What If I Don’t Break In My Brakes?
It’s not uncommon for brake pads to wear down unevenly. In fact, most driver’s come to get their brake pads replaced before they should because one or several brake pads are more severely worn down than the rest. Why does this happen? Well, as the brake pad’s transfer layer is deposited, without the right aftercare, this layer can become uneven. You might even notice your car vibrating or shaking as you brake. Often this is because there are highs and lows on your brake pads, and without the proper care, it can cause major damage to the braking rotors themselves.
So what’s the takeaway? If you notice you’re having to replace your brakes far more often than normal, it could be because you’re not properly braking in your brakes. Save yourself a bit of time and a lot of money by doing the job right!
Can You Ask a Mechanic to Bed the Brakes?
Absolutely! Although bedding new brakes is a simple process, not everyone has time for it. Let your mechanic know that you’d like this done. Because although it’s a common practice at Master Muffler, some mechanics only change the parts and skip this step. If your mechanic plans to break in the brakes, you do not have to repeat the process afterward. Doing so a second time is unnecessary and can cause extra strain on these fresh parts.
Breakdown of Breaking In Brakes
The process is rather simple, but keep in mind that you will be driving around, speeding up, and making more abrupt stops than normal. It’s best to get this done in an area you’re familiar with, and preferably one that isn’t crowded.
- Step 1: Speed up to 60 MPH
- Step 2: Quickly brake and slow down to about 20 MPH
- Step 3: Speed back up to 60 MPH
- Step 4: Repeat steps 2 and 3 at least 8 times
- Step 5: Cruise at a highway speed without braking for 10 minutes
- Step 6: Brakes are now broken in!
Because the goal is to hit a high speed and then brake quickly, it is important that you find the right place to do so. We suggest a highway or long strip of road in the early hours of the day. It might be tempting to skip Step 5 but remember that the transferred layer that you’ve just created from braking needs to fully cool to be evenly deposited. Once you’ve finished, your brake pads should now wear more evenly.
Visit Master Muffler of Layton
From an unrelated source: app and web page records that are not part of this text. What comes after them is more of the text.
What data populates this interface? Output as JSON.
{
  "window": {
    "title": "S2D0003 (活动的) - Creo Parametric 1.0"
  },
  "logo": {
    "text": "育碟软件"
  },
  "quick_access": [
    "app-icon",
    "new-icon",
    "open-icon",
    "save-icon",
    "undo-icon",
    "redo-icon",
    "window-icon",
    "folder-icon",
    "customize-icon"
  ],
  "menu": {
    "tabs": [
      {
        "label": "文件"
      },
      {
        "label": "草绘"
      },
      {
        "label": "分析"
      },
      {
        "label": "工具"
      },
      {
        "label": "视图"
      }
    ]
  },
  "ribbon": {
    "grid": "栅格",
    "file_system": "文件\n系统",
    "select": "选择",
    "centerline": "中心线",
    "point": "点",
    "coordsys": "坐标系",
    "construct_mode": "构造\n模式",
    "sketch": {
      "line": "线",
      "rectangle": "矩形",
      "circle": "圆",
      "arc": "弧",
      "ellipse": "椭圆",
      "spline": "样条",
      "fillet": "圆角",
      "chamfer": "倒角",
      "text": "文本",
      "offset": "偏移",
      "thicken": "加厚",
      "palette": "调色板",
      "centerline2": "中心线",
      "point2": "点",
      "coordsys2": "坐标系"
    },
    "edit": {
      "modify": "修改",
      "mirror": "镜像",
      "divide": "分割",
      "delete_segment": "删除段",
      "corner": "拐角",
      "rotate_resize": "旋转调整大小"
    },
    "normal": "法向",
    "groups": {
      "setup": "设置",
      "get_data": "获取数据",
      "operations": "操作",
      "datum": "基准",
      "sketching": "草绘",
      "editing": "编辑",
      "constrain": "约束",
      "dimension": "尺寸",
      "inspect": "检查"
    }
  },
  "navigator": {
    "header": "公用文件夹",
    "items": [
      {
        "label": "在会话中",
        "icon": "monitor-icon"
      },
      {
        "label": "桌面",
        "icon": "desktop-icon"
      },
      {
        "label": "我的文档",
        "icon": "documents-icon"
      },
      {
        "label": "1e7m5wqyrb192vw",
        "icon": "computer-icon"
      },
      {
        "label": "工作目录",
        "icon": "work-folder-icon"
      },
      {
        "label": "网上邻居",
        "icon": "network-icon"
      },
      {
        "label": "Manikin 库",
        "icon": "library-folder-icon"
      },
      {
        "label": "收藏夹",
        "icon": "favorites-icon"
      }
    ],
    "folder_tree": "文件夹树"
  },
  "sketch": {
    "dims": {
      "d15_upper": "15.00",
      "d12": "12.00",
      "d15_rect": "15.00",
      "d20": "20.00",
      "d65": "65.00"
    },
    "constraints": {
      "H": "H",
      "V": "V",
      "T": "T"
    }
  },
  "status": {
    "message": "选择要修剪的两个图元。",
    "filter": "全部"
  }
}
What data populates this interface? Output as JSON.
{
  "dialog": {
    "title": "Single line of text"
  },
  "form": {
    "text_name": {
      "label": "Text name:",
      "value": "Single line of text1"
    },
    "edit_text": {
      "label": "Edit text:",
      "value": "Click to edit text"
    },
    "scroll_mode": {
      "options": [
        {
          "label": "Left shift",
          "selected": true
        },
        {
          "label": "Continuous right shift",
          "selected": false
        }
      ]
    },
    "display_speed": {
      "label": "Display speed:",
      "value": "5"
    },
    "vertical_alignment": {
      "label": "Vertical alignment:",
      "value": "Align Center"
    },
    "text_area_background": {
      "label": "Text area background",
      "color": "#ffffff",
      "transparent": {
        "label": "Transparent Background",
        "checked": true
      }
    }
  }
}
The team at Master Muffler is always ready to answer any questions you might have about your new braking system. Not sure if it’s time for new brakes? Stop by for a brake test today!